→ EXERCISE OBJECTIVE: Across the entries that follow, tally every line holding the word "Pulse" and reply with the count alone.

→ DATA EXCERPTS:
++++++++
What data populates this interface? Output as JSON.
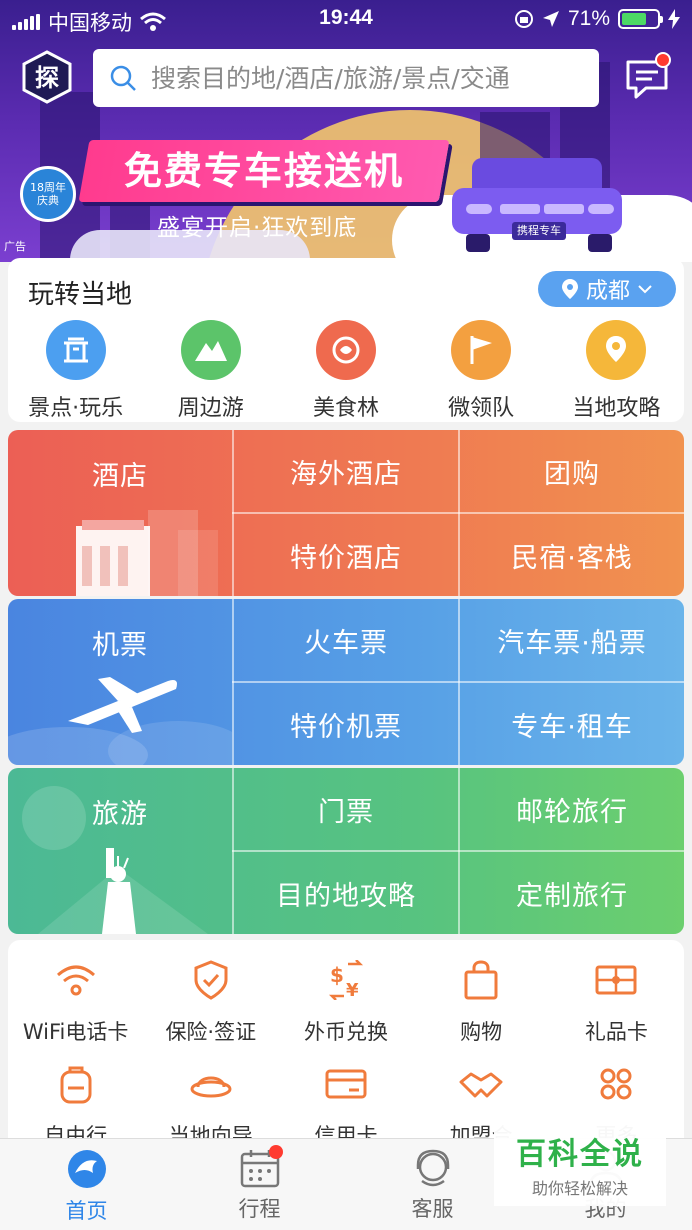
{
  "status_bar": {
    "carrier": "中国移动",
    "time": "19:44",
    "battery": "71%"
  },
  "search": {
    "placeholder": "搜索目的地/酒店/旅游/景点/交通"
  },
  "banner": {
    "title": "免费专车接送机",
    "subtitle": "盛宴开启·狂欢到底",
    "anniversary_line1": "18周年",
    "anniversary_line2": "庆典",
    "ad_tag": "广告",
    "car_label": "携程专车"
  },
  "local": {
    "title": "玩转当地",
    "city": "成都",
    "items": [
      {
        "label": "景点·玩乐",
        "icon": "attraction-icon"
      },
      {
        "label": "周边游",
        "icon": "mountain-icon"
      },
      {
        "label": "美食林",
        "icon": "food-icon"
      },
      {
        "label": "微领队",
        "icon": "flag-icon"
      },
      {
        "label": "当地攻略",
        "icon": "map-pin-icon"
      }
    ]
  },
  "grid": {
    "hotel": {
      "main": "酒店",
      "cells": [
        "海外酒店",
        "团购",
        "特价酒店",
        "民宿·客栈"
      ]
    },
    "flight": {
      "main": "机票",
      "cells": [
        "火车票",
        "汽车票·船票",
        "特价机票",
        "专车·租车"
      ]
    },
    "travel": {
      "main": "旅游",
      "cells": [
        "门票",
        "邮轮旅行",
        "目的地攻略",
        "定制旅行"
      ]
    }
  },
  "tools": {
    "row1": [
      {
        "label": "WiFi电话卡",
        "icon": "wifi-icon"
      },
      {
        "label": "保险·签证",
        "icon": "shield-icon"
      },
      {
        "label": "外币兑换",
        "icon": "currency-exchange-icon"
      },
      {
        "label": "购物",
        "icon": "shopping-bag-icon"
      },
      {
        "label": "礼品卡",
        "icon": "gift-card-icon"
      }
    ],
    "row2": [
      {
        "label": "自由行",
        "icon": "backpack-icon"
      },
      {
        "label": "当地向导",
        "icon": "guide-hat-icon"
      },
      {
        "label": "信用卡",
        "icon": "credit-card-icon"
      },
      {
        "label": "加盟合",
        "icon": "handshake-icon"
      },
      {
        "label": "更多",
        "icon": "more-icon"
      }
    ]
  },
  "tabs": [
    {
      "label": "首页",
      "icon": "home-dolphin-icon",
      "active": true
    },
    {
      "label": "行程",
      "icon": "calendar-icon",
      "active": false
    },
    {
      "label": "客服",
      "icon": "customer-service-icon",
      "active": false
    },
    {
      "label": "我的",
      "icon": "profile-icon",
      "active": false
    }
  ],
  "watermark": {
    "line1": "百科全说",
    "line2": "助你轻松解决"
  },
  "colors": {
    "hotel": "#ec6a55",
    "flight": "#4d8fe0",
    "travel": "#4fbf8c",
    "accent": "#2f86e8",
    "icon_orange": "#f07b3c"
  }
}
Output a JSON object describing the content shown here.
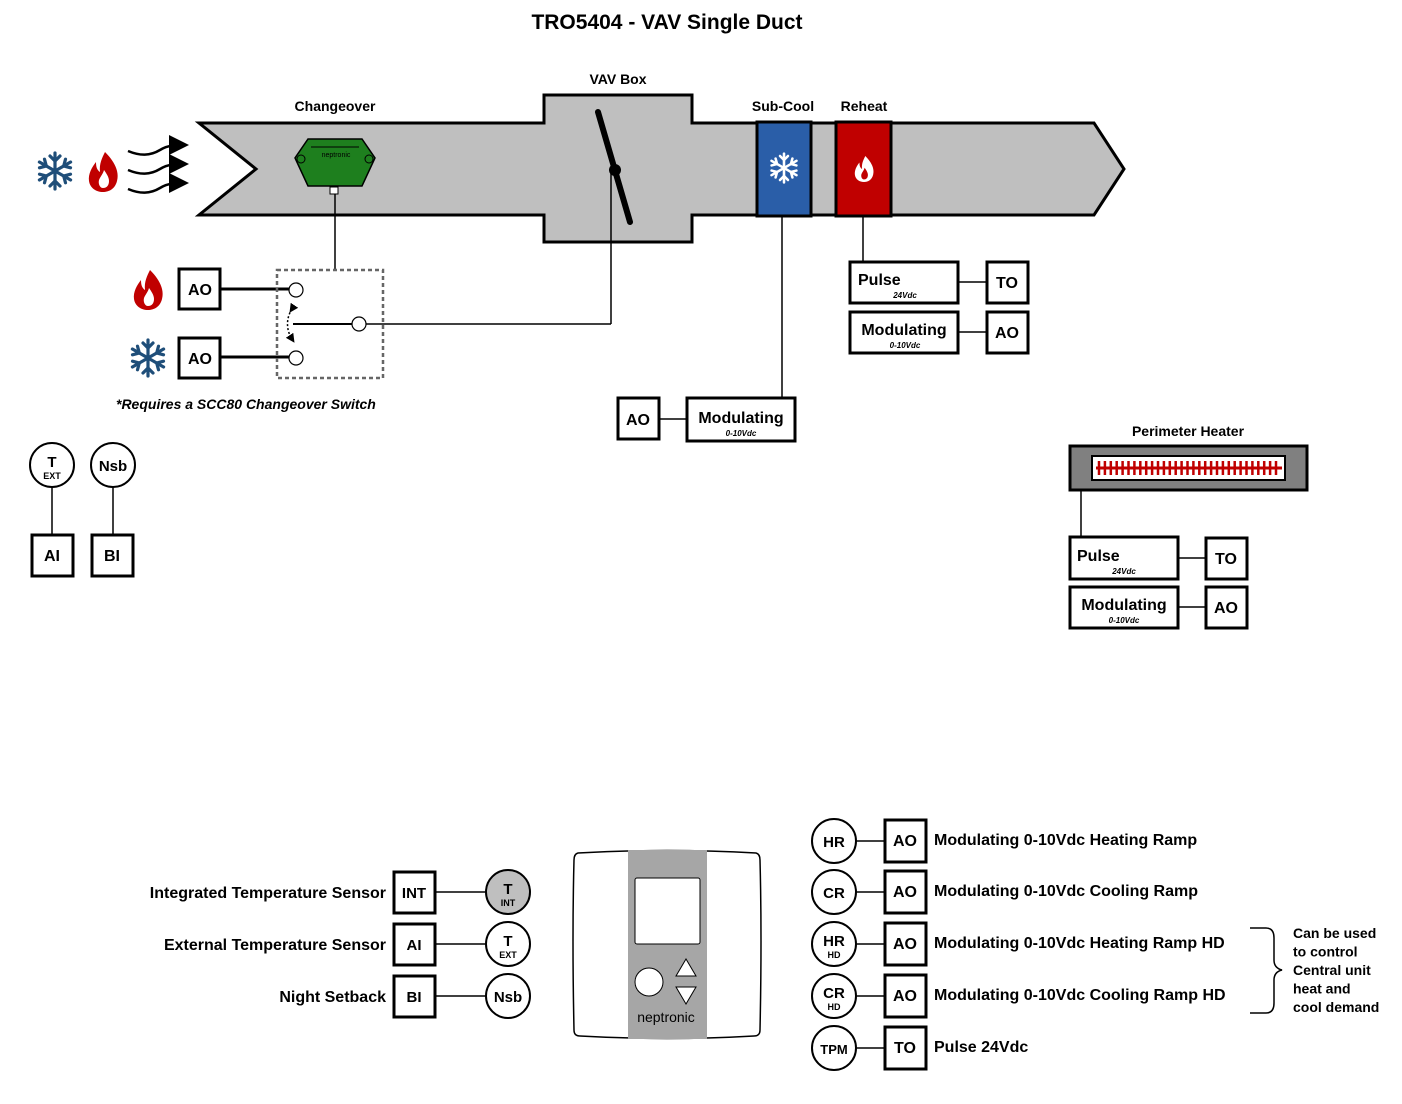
{
  "title": "TRO5404 - VAV Single Duct",
  "duct": {
    "changeover_label": "Changeover",
    "vav_box_label": "VAV Box",
    "subcool_label": "Sub-Cool",
    "reheat_label": "Reheat",
    "sensor_brand": "neptronic",
    "colors": {
      "duct": "#bfbfbf",
      "subcool": "#2a5ea8",
      "reheat": "#c00000",
      "sensor": "#1e7f1e",
      "snow": "#1f4e79",
      "flame": "#c00000"
    }
  },
  "changeover_switch": {
    "heat_output": "AO",
    "cool_output": "AO",
    "note": "*Requires a SCC80 Changeover Switch"
  },
  "subcool_output": {
    "mode": "Modulating",
    "mode_sub": "0-10Vdc",
    "type": "AO"
  },
  "reheat_outputs": [
    {
      "mode": "Pulse",
      "mode_sub": "24Vdc",
      "type": "TO"
    },
    {
      "mode": "Modulating",
      "mode_sub": "0-10Vdc",
      "type": "AO"
    }
  ],
  "perimeter_heater": {
    "label": "Perimeter Heater",
    "outputs": [
      {
        "mode": "Pulse",
        "mode_sub": "24Vdc",
        "type": "TO"
      },
      {
        "mode": "Modulating",
        "mode_sub": "0-10Vdc",
        "type": "AO"
      }
    ]
  },
  "inputs_top": [
    {
      "circle": "T",
      "circle_sub": "EXT",
      "box": "AI"
    },
    {
      "circle": "Nsb",
      "circle_sub": "",
      "box": "BI"
    }
  ],
  "sensors": [
    {
      "label": "Integrated Temperature Sensor",
      "box": "INT",
      "circle": "T",
      "circle_sub": "INT",
      "filled": true
    },
    {
      "label": "External Temperature Sensor",
      "box": "AI",
      "circle": "T",
      "circle_sub": "EXT",
      "filled": false
    },
    {
      "label": "Night Setback",
      "box": "BI",
      "circle": "Nsb",
      "circle_sub": "",
      "filled": false
    }
  ],
  "thermostat": {
    "brand": "neptronic"
  },
  "outputs": [
    {
      "circle": "HR",
      "circle_sub": "",
      "box": "AO",
      "label": "Modulating 0-10Vdc Heating Ramp"
    },
    {
      "circle": "CR",
      "circle_sub": "",
      "box": "AO",
      "label": "Modulating 0-10Vdc Cooling Ramp"
    },
    {
      "circle": "HR",
      "circle_sub": "HD",
      "box": "AO",
      "label": "Modulating 0-10Vdc Heating Ramp HD"
    },
    {
      "circle": "CR",
      "circle_sub": "HD",
      "box": "AO",
      "label": "Modulating 0-10Vdc Cooling Ramp HD"
    },
    {
      "circle": "TPM",
      "circle_sub": "",
      "box": "TO",
      "label": "Pulse 24Vdc"
    }
  ],
  "brace_note": [
    "Can be used",
    "to control",
    "Central unit",
    "heat and",
    "cool demand"
  ]
}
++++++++
→ TASK RESPONSE: 3